(This is a bit late posting, having been written a week ago, but I promise the issues haven’t fallen off the table since!)
I’m wearing a suit. This is not something I do a lot, but as it turned it out, it was probably the main reason I had the chance to call Canada’s Natural Resources Minister, Joe Oliver to account, for he and his Government’s attempt to convince LSE students that Canadian tar sands are an ‘ethical’ and ‘responsible’ source of energy for the future.
The LSE – to their discredit – chose to host the Minister, after being approached by the Canadian Government as part of their declared lobbying push to undermine European climate legislation. The public university – who regularly host multiple speakers at their events – chose to let the Minister speak unopposed, on one of the most hotly-contested global environmental issues of our generation. People & Planet, as part of our Tar Sands-Free Universities campaign, see this as a major insult to the countless victims of the Alberta tar sands industry, given the Canadian Government’s track record of ignoring and discrediting the critical issues facing First Nations Canadians and the climate as a whole as a result of the industry.
So Oliver’s presence was inappropriate for a university to host as an ‘educational’ event to begin with. But from the point that we arrived (about 10 of us, from LSE People & Planet and the UK Tar Sands Network), we were greeted by a police presence at the front doors of the venue and a heavy security presence inside, which included body searches and refusal to allow any personal bags in the venue. Having been to a half-dozen LSE public lectures before, this was the first time I’d seen anything like this. Even when I saw the President of Ecuador speak at LSE last year, there had been no parallel precautions taken.
The Chair, Dr Richard Perkins, said that he was keen to have a debate after the lecture, given the contentious nature of the issue, but then prefaced questions with ‘this isn’t a chance to make a statement’…
The event started late, due to the extensive security checks, and was closed early, as too much of the crowd had become vocally critical of the misinformation coming from the Minister. Again, debate was not what the LSE appeared interested in hosting… If I hadn’t broken protocols and jumped up early on to present Oliver with an award for ‘Greenwash Propagandist of the Year’, relatively little criticism would have made it to the forefront.
And unsurprisingly, the Minister’s speech was nothing short of propaganda. Nearly every statement was untrue or misleading, and omitted even mentioning issues as significant as elevated cancer rates amongst First Nations communities, or First Nations legal challenges that tar sands expansion is hinging upon. Some highlights include:
- Oliver’s claim: ‘Canada is being unfairly discriminated against via the EU’s Fuel Quality Directive’
- The truth: Tar sands are one of several ‘unconventional fuels’ (including shale gas and liquid coal) that the European Commission has classified as high emissions fuels. The move is clearly an attempt to regulate fuel that is more harmful to the environment than crude oil. There is no basis to claim that Alberta tar sands have been ‘singled-out’.

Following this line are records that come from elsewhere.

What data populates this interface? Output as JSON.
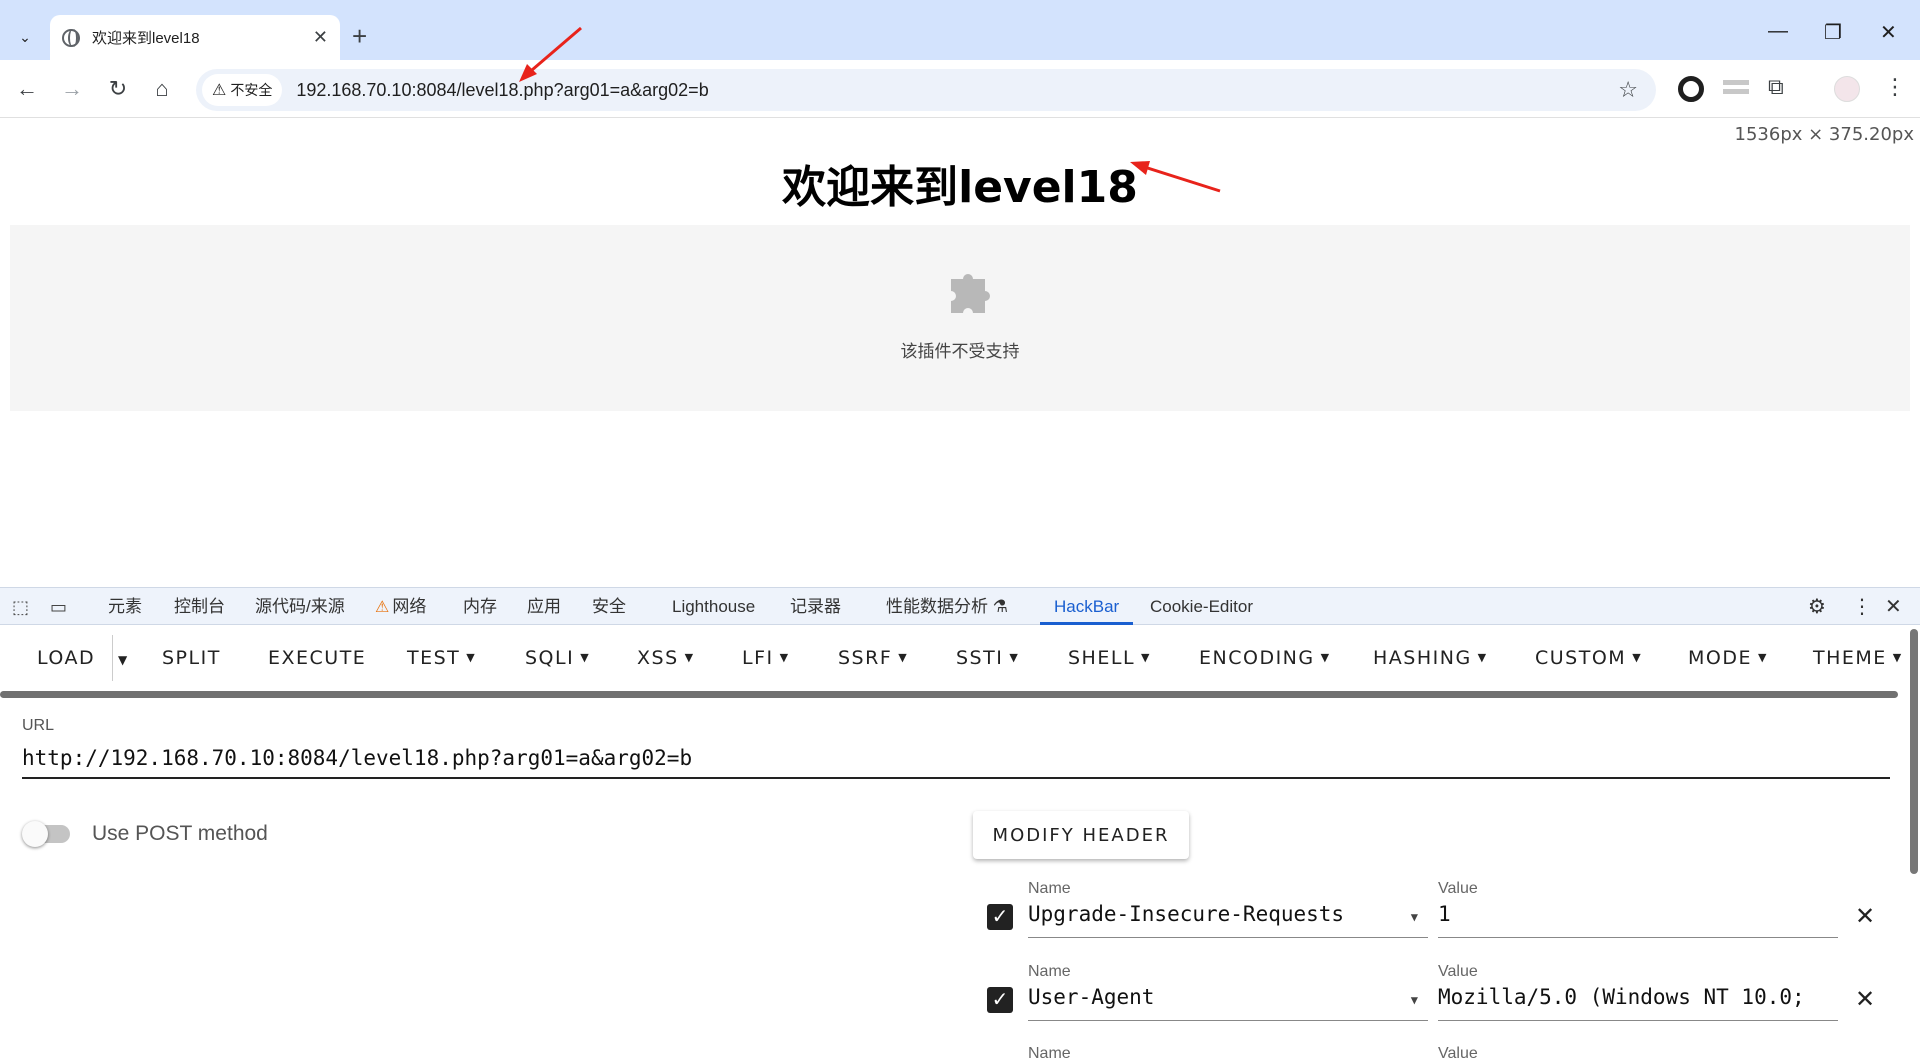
{
  "tabstrip": {
    "tab_title": "欢迎来到level18",
    "tab_close": "✕",
    "new_tab": "+",
    "search_tabs": "⌄",
    "minimize": "—",
    "restore": "❐",
    "close": "✕"
  },
  "toolbar": {
    "back": "←",
    "forward": "→",
    "reload": "↻",
    "home": "⌂",
    "security_icon": "⚠",
    "security_label": "不安全",
    "url": "192.168.70.10:8084/level18.php?arg01=a&arg02=b",
    "bookmark": "☆",
    "extensions": "⧉",
    "menu": "⋮"
  },
  "page": {
    "viewport_size": "1536px × 375.20px",
    "title": "欢迎来到level18",
    "plugin_message": "该插件不受支持"
  },
  "devtools": {
    "tabs": [
      {
        "label": "元素"
      },
      {
        "label": "控制台"
      },
      {
        "label": "源代码/来源"
      },
      {
        "label": "网络"
      },
      {
        "label": "内存"
      },
      {
        "label": "应用"
      },
      {
        "label": "安全"
      },
      {
        "label": "Lighthouse"
      },
      {
        "label": "记录器"
      },
      {
        "label": "性能数据分析 ⚗"
      },
      {
        "label": "HackBar"
      },
      {
        "label": "Cookie-Editor"
      }
    ],
    "active_tab": "HackBar",
    "settings": "⚙",
    "more": "⋮",
    "close": "✕"
  },
  "hackbar": {
    "menu": [
      {
        "label": "LOAD"
      },
      {
        "label": "SPLIT"
      },
      {
        "label": "EXECUTE"
      },
      {
        "label": "TEST"
      },
      {
        "label": "SQLI"
      },
      {
        "label": "XSS"
      },
      {
        "label": "LFI"
      },
      {
        "label": "SSRF"
      },
      {
        "label": "SSTI"
      },
      {
        "label": "SHELL"
      },
      {
        "label": "ENCODING"
      },
      {
        "label": "HASHING"
      },
      {
        "label": "CUSTOM"
      },
      {
        "label": "MODE"
      },
      {
        "label": "THEME"
      }
    ],
    "url_label": "URL",
    "url_value": "http://192.168.70.10:8084/level18.php?arg01=a&arg02=b",
    "post_label": "Use POST method",
    "post_enabled": false,
    "modify_header": "MODIFY HEADER",
    "headers": [
      {
        "name_label": "Name",
        "name": "Upgrade-Insecure-Requests",
        "value_label": "Value",
        "value": "1",
        "checked": true
      },
      {
        "name_label": "Name",
        "name": "User-Agent",
        "value_label": "Value",
        "value": "Mozilla/5.0 (Windows NT 10.0;",
        "checked": true
      },
      {
        "name_label": "Name",
        "name": "",
        "value_label": "Value",
        "value": "",
        "checked": true
      }
    ]
  },
  "colors": {
    "tabstrip_bg": "#d3e3fd",
    "omnibox_bg": "#edf2fa",
    "devtools_active": "#1a5fd0",
    "annotation_arrow": "#e8231b"
  }
}
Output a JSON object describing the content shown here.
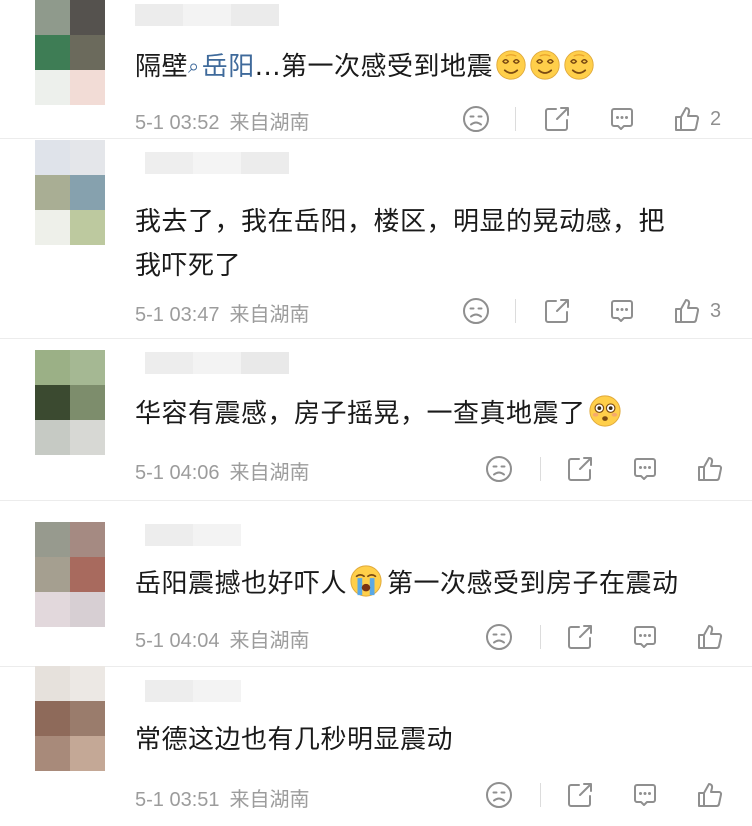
{
  "comments": [
    {
      "segments": [
        {
          "text": "隔壁",
          "type": "plain"
        },
        {
          "text": "⌕",
          "type": "icon"
        },
        {
          "text": "岳阳",
          "type": "link"
        },
        {
          "text": "...第一次感受到地震",
          "type": "plain"
        }
      ],
      "emojis": [
        "dizzy-face",
        "dizzy-face",
        "dizzy-face"
      ],
      "date": "5-1 03:52",
      "source": "来自湖南",
      "likes": "2"
    },
    {
      "lines": [
        "我去了，我在岳阳，楼区，明显的晃动感，把",
        "我吓死了"
      ],
      "date": "5-1 03:47",
      "source": "来自湖南",
      "likes": "3"
    },
    {
      "text": "华容有震感，房子摇晃，一查真地震了",
      "emojis": [
        "flushed-face"
      ],
      "date": "5-1 04:06",
      "source": "来自湖南",
      "likes": ""
    },
    {
      "text_before": "岳阳震撼也好吓人",
      "emojis": [
        "crying-face"
      ],
      "text_after": "第一次感受到房子在震动",
      "date": "5-1 04:04",
      "source": "来自湖南",
      "likes": ""
    },
    {
      "text": "常德这边也有几秒明显震动",
      "date": "5-1 03:51",
      "source": "来自湖南",
      "likes": ""
    }
  ],
  "icons": {
    "dislike": "frown-face-icon",
    "share": "share-icon",
    "reply": "comment-icon",
    "like": "thumbs-up-icon"
  },
  "colors": {
    "text": "#1a1a1a",
    "meta": "#9c9c9c",
    "link": "#3f6a9b",
    "icon": "#8f8f8f",
    "emoji": "#ffcf4a"
  }
}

- Oliver’s claim: ‘Tar sands aren’t as bad as other fuels the EU allows import of’
- The truth: Oliver compared Alberta tar sands to Russian, Mexican, Nigerian and Venezuelan high emissions fuels, saying that tar sands were much better than many of these. In truth, the best tar sands, are on par with or worse than, all but the very worst Venezuelan heavy crude and Nigerian flaring. The other countries fuels produce far lower emissions. Tar sands really are *that bad*!
- Oliver’s claim: ‘In situ tar sands extraction is much less destructive than mining’
- The truth: While in situ mining doesn’t use as much water, or scar the surface of the Earth in the way open caste mining does, the emissions associated with the process are on average 3x higher than that of mining tar sands, and 5x higher than drilling traditional crude. The Minister and the industry’s claim that the in situ process is more environmentally sound is at best a distortion of the facts, and at worst, an outright lie.
After the talk, a scheduled media phone-in with the Minister, was cancelled without explanation. We might be able to take a little bit of credit for that one. We also managed to get covered in newspapers and blogs across Canada, as well as in the Times of India (the largest English language newspaper in the world), hopefully throwing a bit of a wrench into the Canadian Government’s attempt to go abroad and paint the tar sands in a positive light.
While LSE may still be a few steps from calling itself a ‘Tar Sands-Free University’ (though our activists there will be pushing to make it one!), we an important question for the university, in light of its choice to host the Minister:
Given the factual inaccuracy of a range of the Minister’s comments and the highly-political agenda he was promoting, how can the LSE justify using student and public money to help a foreign government promote a single perspective, unopposed?
Speakers like Oliver are relatively rare, in terms of the ways that universities support the most destructive project on Earth. They may be banking with tar sands financiers like RBS/NatWest; they might be doing research into tar sands technologies for BP or Shell; their staff’ pensions might be invested in any of these companies… So don’t hesitate to get in touch if you want to get involved in making your university or college ‘Tar Sands-Free’!